> Exercise objective: For the records below, the count of lines that hold "date" is required; give only that number.

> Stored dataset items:
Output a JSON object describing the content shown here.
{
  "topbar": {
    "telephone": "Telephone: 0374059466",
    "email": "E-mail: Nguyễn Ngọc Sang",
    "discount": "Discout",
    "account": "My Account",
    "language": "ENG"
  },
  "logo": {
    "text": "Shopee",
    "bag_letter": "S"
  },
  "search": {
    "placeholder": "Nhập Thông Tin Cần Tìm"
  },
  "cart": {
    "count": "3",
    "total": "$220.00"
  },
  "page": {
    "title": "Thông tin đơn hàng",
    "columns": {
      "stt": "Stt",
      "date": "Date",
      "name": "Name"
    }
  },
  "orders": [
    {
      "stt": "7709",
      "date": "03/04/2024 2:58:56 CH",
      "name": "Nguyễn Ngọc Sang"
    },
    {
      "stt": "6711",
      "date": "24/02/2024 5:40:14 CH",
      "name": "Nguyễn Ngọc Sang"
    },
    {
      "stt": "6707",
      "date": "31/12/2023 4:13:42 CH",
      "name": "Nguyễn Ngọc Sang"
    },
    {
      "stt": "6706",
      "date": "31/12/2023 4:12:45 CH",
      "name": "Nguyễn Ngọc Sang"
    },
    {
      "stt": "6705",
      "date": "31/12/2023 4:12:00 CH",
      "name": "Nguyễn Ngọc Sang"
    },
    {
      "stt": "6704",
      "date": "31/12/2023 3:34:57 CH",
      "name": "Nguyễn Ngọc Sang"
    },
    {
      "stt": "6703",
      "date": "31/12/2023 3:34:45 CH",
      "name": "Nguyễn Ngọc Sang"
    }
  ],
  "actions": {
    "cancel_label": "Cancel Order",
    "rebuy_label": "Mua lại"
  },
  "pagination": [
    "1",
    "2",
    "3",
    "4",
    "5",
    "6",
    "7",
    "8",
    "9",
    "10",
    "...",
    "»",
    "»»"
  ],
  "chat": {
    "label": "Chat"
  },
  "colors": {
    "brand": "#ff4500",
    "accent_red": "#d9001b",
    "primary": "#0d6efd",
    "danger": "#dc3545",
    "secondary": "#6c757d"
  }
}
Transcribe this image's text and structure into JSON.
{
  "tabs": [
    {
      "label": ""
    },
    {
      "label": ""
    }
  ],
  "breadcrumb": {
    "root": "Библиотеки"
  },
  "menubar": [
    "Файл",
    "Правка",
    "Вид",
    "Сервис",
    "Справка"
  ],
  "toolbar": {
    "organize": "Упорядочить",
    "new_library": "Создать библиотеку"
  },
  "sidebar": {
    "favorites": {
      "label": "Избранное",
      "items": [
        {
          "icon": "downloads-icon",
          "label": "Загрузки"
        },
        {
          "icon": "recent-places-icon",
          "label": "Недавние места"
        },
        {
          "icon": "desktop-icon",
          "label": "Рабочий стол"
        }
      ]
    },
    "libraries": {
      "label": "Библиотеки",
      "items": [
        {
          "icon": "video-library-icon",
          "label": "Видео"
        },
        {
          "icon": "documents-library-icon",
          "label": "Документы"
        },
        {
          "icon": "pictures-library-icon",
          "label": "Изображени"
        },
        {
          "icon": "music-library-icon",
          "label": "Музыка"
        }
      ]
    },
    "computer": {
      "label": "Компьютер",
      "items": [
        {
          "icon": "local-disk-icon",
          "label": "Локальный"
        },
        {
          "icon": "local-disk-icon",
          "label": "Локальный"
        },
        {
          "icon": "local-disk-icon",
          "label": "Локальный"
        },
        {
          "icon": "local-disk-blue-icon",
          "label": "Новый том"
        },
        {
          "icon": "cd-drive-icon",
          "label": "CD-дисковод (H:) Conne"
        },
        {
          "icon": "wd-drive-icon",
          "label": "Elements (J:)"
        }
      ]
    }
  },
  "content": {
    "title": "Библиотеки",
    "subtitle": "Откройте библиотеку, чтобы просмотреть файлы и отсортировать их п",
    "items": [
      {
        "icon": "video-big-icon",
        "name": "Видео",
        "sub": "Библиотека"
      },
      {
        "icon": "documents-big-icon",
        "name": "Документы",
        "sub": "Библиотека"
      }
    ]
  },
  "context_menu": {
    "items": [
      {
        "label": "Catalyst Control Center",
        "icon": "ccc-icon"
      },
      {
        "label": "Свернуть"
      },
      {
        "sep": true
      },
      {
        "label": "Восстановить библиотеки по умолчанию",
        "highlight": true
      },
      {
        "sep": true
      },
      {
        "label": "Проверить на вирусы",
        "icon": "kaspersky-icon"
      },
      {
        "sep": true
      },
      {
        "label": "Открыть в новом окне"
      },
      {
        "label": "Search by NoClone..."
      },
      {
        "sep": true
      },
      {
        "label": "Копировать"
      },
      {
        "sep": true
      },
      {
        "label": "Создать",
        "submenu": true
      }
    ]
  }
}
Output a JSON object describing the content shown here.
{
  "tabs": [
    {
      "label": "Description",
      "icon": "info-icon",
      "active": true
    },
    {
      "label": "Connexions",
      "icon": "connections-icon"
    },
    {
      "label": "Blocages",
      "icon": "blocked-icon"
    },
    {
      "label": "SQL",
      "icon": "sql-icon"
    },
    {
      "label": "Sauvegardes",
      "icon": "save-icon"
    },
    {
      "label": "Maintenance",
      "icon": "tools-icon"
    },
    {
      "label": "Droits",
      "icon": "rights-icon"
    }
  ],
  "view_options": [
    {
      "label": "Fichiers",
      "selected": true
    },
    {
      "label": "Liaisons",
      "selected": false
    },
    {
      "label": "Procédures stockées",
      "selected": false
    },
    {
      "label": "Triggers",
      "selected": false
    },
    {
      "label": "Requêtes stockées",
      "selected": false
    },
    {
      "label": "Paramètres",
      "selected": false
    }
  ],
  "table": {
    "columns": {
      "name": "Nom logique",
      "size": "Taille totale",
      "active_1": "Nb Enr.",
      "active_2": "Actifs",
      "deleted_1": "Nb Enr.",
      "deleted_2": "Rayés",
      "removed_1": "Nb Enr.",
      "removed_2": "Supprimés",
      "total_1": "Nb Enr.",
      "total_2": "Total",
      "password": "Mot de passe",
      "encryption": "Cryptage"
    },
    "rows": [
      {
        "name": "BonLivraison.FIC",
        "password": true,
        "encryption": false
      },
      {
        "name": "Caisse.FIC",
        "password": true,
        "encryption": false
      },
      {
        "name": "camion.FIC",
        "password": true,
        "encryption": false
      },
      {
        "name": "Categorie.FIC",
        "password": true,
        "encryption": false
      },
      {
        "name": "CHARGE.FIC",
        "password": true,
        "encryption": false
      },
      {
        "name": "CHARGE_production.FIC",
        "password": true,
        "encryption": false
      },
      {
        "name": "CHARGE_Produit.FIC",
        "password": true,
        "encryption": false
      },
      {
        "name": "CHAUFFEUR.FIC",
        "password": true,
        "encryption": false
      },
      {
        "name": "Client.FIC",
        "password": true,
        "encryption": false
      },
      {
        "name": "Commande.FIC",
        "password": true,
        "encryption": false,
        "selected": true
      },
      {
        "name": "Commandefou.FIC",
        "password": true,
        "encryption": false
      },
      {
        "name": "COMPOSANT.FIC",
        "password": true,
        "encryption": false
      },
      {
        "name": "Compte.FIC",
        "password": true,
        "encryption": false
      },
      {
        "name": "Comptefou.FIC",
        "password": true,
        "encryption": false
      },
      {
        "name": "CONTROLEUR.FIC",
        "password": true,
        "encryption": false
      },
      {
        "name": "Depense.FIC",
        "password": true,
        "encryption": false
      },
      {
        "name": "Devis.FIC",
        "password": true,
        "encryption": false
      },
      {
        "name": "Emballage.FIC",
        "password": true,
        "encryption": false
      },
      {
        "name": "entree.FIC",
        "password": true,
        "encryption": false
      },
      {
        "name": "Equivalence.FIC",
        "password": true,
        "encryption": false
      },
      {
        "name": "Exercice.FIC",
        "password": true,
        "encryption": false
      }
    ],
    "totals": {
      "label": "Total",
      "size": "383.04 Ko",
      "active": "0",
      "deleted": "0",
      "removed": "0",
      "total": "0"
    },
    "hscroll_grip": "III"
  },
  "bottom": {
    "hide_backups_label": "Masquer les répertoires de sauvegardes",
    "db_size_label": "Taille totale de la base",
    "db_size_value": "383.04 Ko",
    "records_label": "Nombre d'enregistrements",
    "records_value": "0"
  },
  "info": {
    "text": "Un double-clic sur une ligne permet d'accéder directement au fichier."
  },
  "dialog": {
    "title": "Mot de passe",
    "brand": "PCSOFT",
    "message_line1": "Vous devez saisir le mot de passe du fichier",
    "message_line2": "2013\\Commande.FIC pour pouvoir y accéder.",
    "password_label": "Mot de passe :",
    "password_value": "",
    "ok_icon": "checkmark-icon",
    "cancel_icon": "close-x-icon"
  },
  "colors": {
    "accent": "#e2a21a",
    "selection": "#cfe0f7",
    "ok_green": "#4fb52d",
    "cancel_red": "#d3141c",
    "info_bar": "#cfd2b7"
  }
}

> Task output: 8